Ellie kissing goodbye to Aster in The Half of It.

Alice Wu does an excellent job in directing the movies, she adds just enough quirk and innovative techniques to make it all seem special. This is only her sophomore film and her last film was fifteen years back. I don’t know if it’s for any personal reason, but if it is because she wasn’t getting any work, that’d be a huge bummer because boy does she direct this film. Leah Lewis nails the lead role and surely expecting to see more for from her. The overall cast is really good too, not much bad stuff to say here. And yeah, the score – it is just beautiful and a lot more emotion to the story. I’m definitely gonna listen to that score over and over.

 “Love is messy, and horrible, and selfish, and … bold.”

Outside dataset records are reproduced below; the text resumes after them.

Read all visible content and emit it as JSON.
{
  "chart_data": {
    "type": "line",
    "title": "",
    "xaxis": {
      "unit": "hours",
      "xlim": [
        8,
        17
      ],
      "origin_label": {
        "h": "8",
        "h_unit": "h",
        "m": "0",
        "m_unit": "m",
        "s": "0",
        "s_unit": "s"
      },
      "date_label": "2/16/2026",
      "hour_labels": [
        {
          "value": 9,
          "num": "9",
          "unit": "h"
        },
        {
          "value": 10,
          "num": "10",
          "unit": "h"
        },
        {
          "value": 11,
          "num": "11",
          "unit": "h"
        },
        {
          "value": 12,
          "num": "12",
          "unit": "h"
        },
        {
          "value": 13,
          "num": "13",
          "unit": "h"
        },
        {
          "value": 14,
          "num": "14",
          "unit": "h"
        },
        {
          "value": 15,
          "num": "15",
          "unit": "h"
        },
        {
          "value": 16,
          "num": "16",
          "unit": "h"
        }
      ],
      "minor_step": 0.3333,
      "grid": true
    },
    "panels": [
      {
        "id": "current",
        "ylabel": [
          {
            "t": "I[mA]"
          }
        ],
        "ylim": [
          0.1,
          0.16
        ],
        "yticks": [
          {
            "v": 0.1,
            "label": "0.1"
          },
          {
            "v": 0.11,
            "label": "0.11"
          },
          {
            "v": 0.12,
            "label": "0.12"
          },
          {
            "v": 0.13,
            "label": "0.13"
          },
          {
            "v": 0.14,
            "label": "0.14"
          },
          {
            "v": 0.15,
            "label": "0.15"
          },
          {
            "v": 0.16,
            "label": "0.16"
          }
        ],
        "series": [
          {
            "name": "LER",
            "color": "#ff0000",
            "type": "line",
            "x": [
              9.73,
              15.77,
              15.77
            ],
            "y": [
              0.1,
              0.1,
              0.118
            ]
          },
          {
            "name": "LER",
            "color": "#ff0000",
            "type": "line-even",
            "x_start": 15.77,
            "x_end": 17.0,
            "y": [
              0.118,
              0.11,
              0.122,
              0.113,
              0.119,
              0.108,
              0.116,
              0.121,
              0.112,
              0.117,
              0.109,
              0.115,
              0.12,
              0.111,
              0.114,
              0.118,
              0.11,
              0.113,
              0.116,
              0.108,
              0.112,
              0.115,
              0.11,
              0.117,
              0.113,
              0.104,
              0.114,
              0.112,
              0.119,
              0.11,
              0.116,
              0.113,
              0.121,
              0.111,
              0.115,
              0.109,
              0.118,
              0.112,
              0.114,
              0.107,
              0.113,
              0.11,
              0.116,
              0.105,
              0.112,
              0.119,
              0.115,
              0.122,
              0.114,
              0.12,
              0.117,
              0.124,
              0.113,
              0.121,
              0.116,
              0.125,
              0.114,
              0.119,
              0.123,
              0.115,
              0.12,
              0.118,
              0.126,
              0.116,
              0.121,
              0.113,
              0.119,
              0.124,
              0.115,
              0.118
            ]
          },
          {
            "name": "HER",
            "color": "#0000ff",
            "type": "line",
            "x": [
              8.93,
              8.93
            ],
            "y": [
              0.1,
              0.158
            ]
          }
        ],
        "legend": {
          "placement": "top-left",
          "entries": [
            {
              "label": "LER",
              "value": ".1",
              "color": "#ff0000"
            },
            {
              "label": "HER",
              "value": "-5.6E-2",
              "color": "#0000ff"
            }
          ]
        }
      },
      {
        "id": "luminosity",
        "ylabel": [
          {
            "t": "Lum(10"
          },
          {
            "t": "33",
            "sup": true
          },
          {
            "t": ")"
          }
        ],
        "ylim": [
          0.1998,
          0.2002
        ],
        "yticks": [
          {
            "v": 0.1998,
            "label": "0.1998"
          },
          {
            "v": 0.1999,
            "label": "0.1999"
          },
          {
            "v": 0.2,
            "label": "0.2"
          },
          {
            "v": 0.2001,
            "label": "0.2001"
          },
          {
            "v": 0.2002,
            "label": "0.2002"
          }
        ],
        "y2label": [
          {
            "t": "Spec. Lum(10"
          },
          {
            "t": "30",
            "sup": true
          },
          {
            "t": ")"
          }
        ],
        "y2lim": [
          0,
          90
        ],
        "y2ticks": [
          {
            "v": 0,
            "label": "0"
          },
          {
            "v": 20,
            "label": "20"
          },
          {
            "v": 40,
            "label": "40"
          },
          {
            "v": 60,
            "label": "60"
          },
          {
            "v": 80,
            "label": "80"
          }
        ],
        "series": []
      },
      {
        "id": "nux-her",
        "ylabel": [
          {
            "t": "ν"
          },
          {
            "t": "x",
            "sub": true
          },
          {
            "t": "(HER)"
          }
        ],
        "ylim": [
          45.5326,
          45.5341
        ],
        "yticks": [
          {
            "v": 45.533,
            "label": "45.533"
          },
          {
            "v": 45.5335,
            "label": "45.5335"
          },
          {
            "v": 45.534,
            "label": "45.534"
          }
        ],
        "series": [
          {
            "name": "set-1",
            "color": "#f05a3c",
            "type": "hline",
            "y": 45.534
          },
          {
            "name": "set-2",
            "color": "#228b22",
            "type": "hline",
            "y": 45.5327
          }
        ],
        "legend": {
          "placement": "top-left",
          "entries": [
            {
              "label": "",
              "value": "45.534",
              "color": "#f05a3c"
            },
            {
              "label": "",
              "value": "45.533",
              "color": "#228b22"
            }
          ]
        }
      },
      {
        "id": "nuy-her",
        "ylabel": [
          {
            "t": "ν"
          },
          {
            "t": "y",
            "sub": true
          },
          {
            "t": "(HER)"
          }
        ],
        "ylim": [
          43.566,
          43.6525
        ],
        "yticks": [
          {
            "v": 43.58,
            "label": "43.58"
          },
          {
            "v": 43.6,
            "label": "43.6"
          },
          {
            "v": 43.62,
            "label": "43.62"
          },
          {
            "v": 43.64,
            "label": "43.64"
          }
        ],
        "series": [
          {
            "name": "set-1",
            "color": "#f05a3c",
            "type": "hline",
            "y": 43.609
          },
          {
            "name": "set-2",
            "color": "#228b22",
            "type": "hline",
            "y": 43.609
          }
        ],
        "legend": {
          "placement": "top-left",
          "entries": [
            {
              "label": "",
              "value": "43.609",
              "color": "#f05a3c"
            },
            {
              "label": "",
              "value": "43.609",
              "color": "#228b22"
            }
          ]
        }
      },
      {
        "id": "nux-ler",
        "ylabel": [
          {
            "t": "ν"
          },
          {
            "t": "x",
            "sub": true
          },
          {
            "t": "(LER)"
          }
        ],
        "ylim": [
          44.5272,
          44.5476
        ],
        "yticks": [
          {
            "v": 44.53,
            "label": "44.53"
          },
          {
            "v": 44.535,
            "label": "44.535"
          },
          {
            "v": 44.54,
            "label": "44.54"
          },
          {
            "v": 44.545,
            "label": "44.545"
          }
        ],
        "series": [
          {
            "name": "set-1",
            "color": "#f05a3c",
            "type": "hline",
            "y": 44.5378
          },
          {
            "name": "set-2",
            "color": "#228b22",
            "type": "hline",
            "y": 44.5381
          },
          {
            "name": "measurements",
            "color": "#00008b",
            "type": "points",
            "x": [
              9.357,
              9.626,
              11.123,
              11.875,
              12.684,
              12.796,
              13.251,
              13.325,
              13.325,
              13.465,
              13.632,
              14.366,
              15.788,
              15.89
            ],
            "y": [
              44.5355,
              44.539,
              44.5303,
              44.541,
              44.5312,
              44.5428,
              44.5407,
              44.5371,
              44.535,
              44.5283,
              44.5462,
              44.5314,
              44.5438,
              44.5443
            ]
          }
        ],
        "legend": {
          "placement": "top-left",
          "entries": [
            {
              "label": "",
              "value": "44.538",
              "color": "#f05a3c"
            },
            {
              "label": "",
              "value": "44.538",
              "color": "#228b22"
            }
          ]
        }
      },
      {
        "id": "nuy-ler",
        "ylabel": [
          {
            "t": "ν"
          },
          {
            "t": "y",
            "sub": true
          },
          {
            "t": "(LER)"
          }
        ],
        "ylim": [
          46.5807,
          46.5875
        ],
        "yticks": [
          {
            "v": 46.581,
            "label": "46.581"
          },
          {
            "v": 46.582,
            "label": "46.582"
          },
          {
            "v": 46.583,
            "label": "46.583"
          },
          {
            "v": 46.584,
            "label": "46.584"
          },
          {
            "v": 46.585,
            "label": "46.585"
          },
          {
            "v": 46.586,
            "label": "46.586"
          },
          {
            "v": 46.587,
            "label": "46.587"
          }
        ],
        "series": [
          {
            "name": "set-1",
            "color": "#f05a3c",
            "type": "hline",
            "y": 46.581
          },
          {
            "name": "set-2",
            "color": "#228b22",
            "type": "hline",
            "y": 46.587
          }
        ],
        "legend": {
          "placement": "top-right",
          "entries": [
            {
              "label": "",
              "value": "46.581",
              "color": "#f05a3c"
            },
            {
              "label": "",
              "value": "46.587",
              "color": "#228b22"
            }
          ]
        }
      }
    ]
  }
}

So overall The Half of It is one of the rare teenage dramas on Netflix that’s funny and heart touching forever. Scenes like when Ellie’s dad speak about his wife’s demise for the first time or when Paul runs after Ellie on the train are gonna stay with you for a long time. And just like Tom in 500 days of Summer, when Ellie learns what love really means and we reach the heartbreak point in the story, you feel like you grow up with her. And then when she leaves her home for a successful career, you feel that change in you as you see Paul and Ellie struggle saying goodbye to each other. So, while it isn’t a love story, it is definitely one of the sweetest friendship, and that should be enough reason for you to give it a watch,

Paul running after Ellie’s train in the Half of it.

The Half of it is now streaming on Netflix. Big recommendation.